About a third of Democrats and Democratic leaners (35%) favor increasing the size of the House, compared with 23% of Republicans and Republican leaners.
Republican-leaning independents (30%) are more likely than GOP partisans to favor increasing the size of the House (19%). The views of Democratic-leaning independents on this question are nearly identical to those of Democratic identifiers.
Senate seats and population size
When it comes to the Senate, 66% of adults say that the method of determining representation in the upper chamber should not be changed, and all states should continue to have two senators regardless of population size. Roughly half as many (32%) say that the Constitution should be amended so that states with larger populations have more senators than smaller states.
Eight-in-ten Republicans favor maintaining the Senate’s present structure.
Among Democrats, a narrower majority (54%) favor the current allocation, while 45% say the Constitution should be amended.
The views of independents are similar to the overall public’s views, with 65% preferring to keep the current system as-is. However, Democratic-leaning independents’ views are nearly identical to Democratic partisans’ views, while Republican-leaning independents’ views are nearly identical to Republicans’ views.

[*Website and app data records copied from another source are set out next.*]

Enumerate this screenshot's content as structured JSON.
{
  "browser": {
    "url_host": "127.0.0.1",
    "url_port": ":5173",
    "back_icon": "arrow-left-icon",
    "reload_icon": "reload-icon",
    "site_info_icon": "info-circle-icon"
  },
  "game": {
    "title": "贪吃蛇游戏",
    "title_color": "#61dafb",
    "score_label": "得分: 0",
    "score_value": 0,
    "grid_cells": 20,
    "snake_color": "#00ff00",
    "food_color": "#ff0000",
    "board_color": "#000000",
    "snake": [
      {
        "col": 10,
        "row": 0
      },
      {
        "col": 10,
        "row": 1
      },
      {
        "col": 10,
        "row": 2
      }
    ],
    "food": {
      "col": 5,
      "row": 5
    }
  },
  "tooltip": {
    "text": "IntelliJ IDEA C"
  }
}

Younger adults more supportive of structural changes
Younger adults are more likely than older adults to favor a popular vote for president, an expansion of the House of Representatives and a change to the way representation in the Senate is apportioned.
While majorities of adults across age groups support changing the presidential election system so the candidate who wins the popular vote wins the election, this view is more common among those under 50 (69%) than among those ages 50 and older (61%).
Age differences are larger when it comes to changes to the structure of Congress, with support for changes decreasing with age. Adults under 30 are much more likely than those 65 and older to say both that the number of House members should be increased (44% vs. 17%) and that the Constitution should be amended so that more populous states have more senators than smaller states (45% vs. 18%).